Task statement>
Your answer must repeat the full listing, line for line.

◇ ◇ ◇

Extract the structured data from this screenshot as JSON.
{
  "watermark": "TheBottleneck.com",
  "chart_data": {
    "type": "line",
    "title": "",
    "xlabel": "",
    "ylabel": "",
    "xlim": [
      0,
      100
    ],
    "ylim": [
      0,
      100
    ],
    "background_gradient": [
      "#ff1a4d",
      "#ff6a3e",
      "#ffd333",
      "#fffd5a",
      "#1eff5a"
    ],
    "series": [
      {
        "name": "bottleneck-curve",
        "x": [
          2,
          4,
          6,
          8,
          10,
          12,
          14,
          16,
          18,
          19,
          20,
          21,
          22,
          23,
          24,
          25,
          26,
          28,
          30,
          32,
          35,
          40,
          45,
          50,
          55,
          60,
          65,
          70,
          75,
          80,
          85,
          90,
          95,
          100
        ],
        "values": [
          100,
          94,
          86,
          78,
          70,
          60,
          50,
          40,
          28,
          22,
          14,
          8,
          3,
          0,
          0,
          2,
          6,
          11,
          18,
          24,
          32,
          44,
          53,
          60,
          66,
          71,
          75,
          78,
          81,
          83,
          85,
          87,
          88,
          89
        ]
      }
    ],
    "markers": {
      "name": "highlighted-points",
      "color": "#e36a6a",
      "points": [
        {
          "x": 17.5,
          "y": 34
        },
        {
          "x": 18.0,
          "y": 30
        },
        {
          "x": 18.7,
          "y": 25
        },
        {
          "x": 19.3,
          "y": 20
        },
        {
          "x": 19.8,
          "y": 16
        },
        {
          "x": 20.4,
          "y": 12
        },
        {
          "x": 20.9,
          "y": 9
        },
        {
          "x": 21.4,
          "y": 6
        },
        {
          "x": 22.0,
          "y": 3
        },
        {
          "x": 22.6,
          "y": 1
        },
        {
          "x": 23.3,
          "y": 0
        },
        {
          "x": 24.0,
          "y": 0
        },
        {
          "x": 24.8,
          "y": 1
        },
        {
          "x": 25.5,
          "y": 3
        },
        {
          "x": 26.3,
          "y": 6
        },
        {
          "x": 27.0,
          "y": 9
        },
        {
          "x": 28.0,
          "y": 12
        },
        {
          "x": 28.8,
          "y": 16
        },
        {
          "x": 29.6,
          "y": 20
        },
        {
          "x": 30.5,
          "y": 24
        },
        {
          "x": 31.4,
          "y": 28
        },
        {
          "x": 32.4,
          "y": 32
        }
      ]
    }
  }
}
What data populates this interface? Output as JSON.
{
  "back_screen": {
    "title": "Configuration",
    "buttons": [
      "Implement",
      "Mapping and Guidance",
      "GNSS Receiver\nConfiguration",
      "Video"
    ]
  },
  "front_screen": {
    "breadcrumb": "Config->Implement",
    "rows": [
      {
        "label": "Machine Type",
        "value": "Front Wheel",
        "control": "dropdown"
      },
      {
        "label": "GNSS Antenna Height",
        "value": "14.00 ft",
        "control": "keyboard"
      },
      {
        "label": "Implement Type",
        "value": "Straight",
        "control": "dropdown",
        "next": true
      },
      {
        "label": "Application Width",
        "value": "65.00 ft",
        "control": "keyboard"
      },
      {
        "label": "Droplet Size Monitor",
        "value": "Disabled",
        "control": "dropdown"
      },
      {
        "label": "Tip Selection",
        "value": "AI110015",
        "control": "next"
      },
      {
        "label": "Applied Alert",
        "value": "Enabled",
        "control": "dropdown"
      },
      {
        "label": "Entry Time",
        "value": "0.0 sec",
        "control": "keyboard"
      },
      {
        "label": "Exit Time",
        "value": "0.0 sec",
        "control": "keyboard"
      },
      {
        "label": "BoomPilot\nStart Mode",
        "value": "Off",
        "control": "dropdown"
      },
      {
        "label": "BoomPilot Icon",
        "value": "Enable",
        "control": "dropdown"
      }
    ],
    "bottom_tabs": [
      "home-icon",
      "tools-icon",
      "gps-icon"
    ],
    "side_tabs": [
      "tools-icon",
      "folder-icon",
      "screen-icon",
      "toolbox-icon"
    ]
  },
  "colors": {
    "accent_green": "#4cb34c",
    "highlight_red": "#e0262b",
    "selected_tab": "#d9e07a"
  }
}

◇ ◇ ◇

Task response>
Extract the structured data from this screenshot as JSON.
{
  "watermark": "TheBottleneck.com",
  "chart_data": {
    "type": "line",
    "title": "",
    "xlabel": "",
    "ylabel": "",
    "xlim": [
      0,
      100
    ],
    "ylim": [
      0,
      100
    ],
    "background_gradient": [
      "#ff1a4d",
      "#ff6a3e",
      "#ffd333",
      "#fffd5a",
      "#1eff5a"
    ],
    "series": [
      {
        "name": "bottleneck-curve",
        "x": [
          2,
          4,
          6,
          8,
          10,
          12,
          14,
          16,
          18,
          19,
          20,
          21,
          22,
          23,
          24,
          25,
          26,
          28,
          30,
          32,
          35,
          40,
          45,
          50,
          55,
          60,
          65,
          70,
          75,
          80,
          85,
          90,
          95,
          100
        ],
        "values": [
          100,
          94,
          86,
          78,
          70,
          60,
          50,
          40,
          28,
          22,
          14,
          8,
          3,
          0,
          0,
          2,
          6,
          11,
          18,
          24,
          32,
          44,
          53,
          60,
          66,
          71,
          75,
          78,
          81,
          83,
          85,
          87,
          88,
          89
        ]
      }
    ],
    "markers": {
      "name": "highlighted-points",
      "color": "#e36a6a",
      "points": [
        {
          "x": 17.5,
          "y": 34
        },
        {
          "x": 18.0,
          "y": 30
        },
        {
          "x": 18.7,
          "y": 25
        },
        {
          "x": 19.3,
          "y": 20
        },
        {
          "x": 19.8,
          "y": 16
        },
        {
          "x": 20.4,
          "y": 12
        },
        {
          "x": 20.9,
          "y": 9
        },
        {
          "x": 21.4,
          "y": 6
        },
        {
          "x": 22.0,
          "y": 3
        },
        {
          "x": 22.6,
          "y": 1
        },
        {
          "x": 23.3,
          "y": 0
        },
        {
          "x": 24.0,
          "y": 0
        },
        {
          "x": 24.8,
          "y": 1
        },
        {
          "x": 25.5,
          "y": 3
        },
        {
          "x": 26.3,
          "y": 6
        },
        {
          "x": 27.0,
          "y": 9
        },
        {
          "x": 28.0,
          "y": 12
        },
        {
          "x": 28.8,
          "y": 16
        },
        {
          "x": 29.6,
          "y": 20
        },
        {
          "x": 30.5,
          "y": 24
        },
        {
          "x": 31.4,
          "y": 28
        },
        {
          "x": 32.4,
          "y": 32
        }
      ]
    }
  }
}
What data populates this interface? Output as JSON.
{
  "back_screen": {
    "title": "Configuration",
    "buttons": [
      "Implement",
      "Mapping and Guidance",
      "GNSS Receiver\nConfiguration",
      "Video"
    ]
  },
  "front_screen": {
    "breadcrumb": "Config->Implement",
    "rows": [
      {
        "label": "Machine Type",
        "value": "Front Wheel",
        "control": "dropdown"
      },
      {
        "label": "GNSS Antenna Height",
        "value": "14.00 ft",
        "control": "keyboard"
      },
      {
        "label": "Implement Type",
        "value": "Straight",
        "control": "dropdown",
        "next": true
      },
      {
        "label": "Application Width",
        "value": "65.00 ft",
        "control": "keyboard"
      },
      {
        "label": "Droplet Size Monitor",
        "value": "Disabled",
        "control": "dropdown"
      },
      {
        "label": "Tip Selection",
        "value": "AI110015",
        "control": "next"
      },
      {
        "label": "Applied Alert",
        "value": "Enabled",
        "control": "dropdown"
      },
      {
        "label": "Entry Time",
        "value": "0.0 sec",
        "control": "keyboard"
      },
      {
        "label": "Exit Time",
        "value": "0.0 sec",
        "control": "keyboard"
      },
      {
        "label": "BoomPilot\nStart Mode",
        "value": "Off",
        "control": "dropdown"
      },
      {
        "label": "BoomPilot Icon",
        "value": "Enable",
        "control": "dropdown"
      }
    ],
    "bottom_tabs": [
      "home-icon",
      "tools-icon",
      "gps-icon"
    ],
    "side_tabs": [
      "tools-icon",
      "folder-icon",
      "screen-icon",
      "toolbox-icon"
    ]
  },
  "colors": {
    "accent_green": "#4cb34c",
    "highlight_red": "#e0262b",
    "selected_tab": "#d9e07a"
  }
}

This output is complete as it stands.